| What to work on |
Each record that follows is to be output in full, precisely as written.

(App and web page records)
▼

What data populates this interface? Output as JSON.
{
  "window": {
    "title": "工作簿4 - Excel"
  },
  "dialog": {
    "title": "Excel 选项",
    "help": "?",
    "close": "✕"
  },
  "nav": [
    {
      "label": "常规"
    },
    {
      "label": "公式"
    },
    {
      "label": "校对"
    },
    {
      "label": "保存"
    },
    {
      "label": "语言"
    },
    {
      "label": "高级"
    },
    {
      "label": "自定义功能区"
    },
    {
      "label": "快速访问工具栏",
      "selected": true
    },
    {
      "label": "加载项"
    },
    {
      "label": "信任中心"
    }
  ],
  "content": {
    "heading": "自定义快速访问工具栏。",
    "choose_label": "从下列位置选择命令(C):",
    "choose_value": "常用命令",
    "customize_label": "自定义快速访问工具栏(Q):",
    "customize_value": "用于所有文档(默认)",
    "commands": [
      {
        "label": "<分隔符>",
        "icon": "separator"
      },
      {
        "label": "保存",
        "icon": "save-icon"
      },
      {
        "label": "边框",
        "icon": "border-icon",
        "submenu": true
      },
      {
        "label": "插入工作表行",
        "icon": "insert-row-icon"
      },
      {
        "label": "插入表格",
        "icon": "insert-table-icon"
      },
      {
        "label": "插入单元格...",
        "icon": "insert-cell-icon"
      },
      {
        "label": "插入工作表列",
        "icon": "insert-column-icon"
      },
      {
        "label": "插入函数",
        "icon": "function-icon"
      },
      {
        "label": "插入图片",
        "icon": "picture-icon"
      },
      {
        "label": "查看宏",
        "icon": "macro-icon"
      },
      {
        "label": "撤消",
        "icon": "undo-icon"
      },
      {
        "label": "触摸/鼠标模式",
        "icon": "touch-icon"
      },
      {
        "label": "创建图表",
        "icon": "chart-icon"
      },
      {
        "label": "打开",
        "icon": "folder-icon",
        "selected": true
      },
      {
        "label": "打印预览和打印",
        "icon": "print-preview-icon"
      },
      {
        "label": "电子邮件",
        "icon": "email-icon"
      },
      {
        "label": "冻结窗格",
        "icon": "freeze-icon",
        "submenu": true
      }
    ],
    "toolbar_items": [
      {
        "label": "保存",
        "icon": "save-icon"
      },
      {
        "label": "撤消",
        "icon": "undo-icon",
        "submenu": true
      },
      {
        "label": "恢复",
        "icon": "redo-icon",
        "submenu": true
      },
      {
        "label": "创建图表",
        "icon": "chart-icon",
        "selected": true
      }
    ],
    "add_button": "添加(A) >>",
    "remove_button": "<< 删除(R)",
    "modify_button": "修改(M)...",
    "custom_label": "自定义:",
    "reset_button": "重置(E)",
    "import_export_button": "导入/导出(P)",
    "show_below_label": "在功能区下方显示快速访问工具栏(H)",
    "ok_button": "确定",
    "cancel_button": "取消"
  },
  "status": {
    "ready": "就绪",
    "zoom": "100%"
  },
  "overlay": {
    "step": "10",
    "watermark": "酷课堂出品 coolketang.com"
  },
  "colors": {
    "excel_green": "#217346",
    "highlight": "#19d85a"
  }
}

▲

| Answer box |
What data populates this interface? Output as JSON.
{
  "window": {
    "title": "工作簿4 - Excel"
  },
  "dialog": {
    "title": "Excel 选项",
    "help": "?",
    "close": "✕"
  },
  "nav": [
    {
      "label": "常规"
    },
    {
      "label": "公式"
    },
    {
      "label": "校对"
    },
    {
      "label": "保存"
    },
    {
      "label": "语言"
    },
    {
      "label": "高级"
    },
    {
      "label": "自定义功能区"
    },
    {
      "label": "快速访问工具栏",
      "selected": true
    },
    {
      "label": "加载项"
    },
    {
      "label": "信任中心"
    }
  ],
  "content": {
    "heading": "自定义快速访问工具栏。",
    "choose_label": "从下列位置选择命令(C):",
    "choose_value": "常用命令",
    "customize_label": "自定义快速访问工具栏(Q):",
    "customize_value": "用于所有文档(默认)",
    "commands": [
      {
        "label": "<分隔符>",
        "icon": "separator"
      },
      {
        "label": "保存",
        "icon": "save-icon"
      },
      {
        "label": "边框",
        "icon": "border-icon",
        "submenu": true
      },
      {
        "label": "插入工作表行",
        "icon": "insert-row-icon"
      },
      {
        "label": "插入表格",
        "icon": "insert-table-icon"
      },
      {
        "label": "插入单元格...",
        "icon": "insert-cell-icon"
      },
      {
        "label": "插入工作表列",
        "icon": "insert-column-icon"
      },
      {
        "label": "插入函数",
        "icon": "function-icon"
      },
      {
        "label": "插入图片",
        "icon": "picture-icon"
      },
      {
        "label": "查看宏",
        "icon": "macro-icon"
      },
      {
        "label": "撤消",
        "icon": "undo-icon"
      },
      {
        "label": "触摸/鼠标模式",
        "icon": "touch-icon"
      },
      {
        "label": "创建图表",
        "icon": "chart-icon"
      },
      {
        "label": "打开",
        "icon": "folder-icon",
        "selected": true
      },
      {
        "label": "打印预览和打印",
        "icon": "print-preview-icon"
      },
      {
        "label": "电子邮件",
        "icon": "email-icon"
      },
      {
        "label": "冻结窗格",
        "icon": "freeze-icon",
        "submenu": true
      }
    ],
    "toolbar_items": [
      {
        "label": "保存",
        "icon": "save-icon"
      },
      {
        "label": "撤消",
        "icon": "undo-icon",
        "submenu": true
      },
      {
        "label": "恢复",
        "icon": "redo-icon",
        "submenu": true
      },
      {
        "label": "创建图表",
        "icon": "chart-icon",
        "selected": true
      }
    ],
    "add_button": "添加(A) >>",
    "remove_button": "<< 删除(R)",
    "modify_button": "修改(M)...",
    "custom_label": "自定义:",
    "reset_button": "重置(E)",
    "import_export_button": "导入/导出(P)",
    "show_below_label": "在功能区下方显示快速访问工具栏(H)",
    "ok_button": "确定",
    "cancel_button": "取消"
  },
  "status": {
    "ready": "就绪",
    "zoom": "100%"
  },
  "overlay": {
    "step": "10",
    "watermark": "酷课堂出品 coolketang.com"
  },
  "colors": {
    "excel_green": "#217346",
    "highlight": "#19d85a"
  }
}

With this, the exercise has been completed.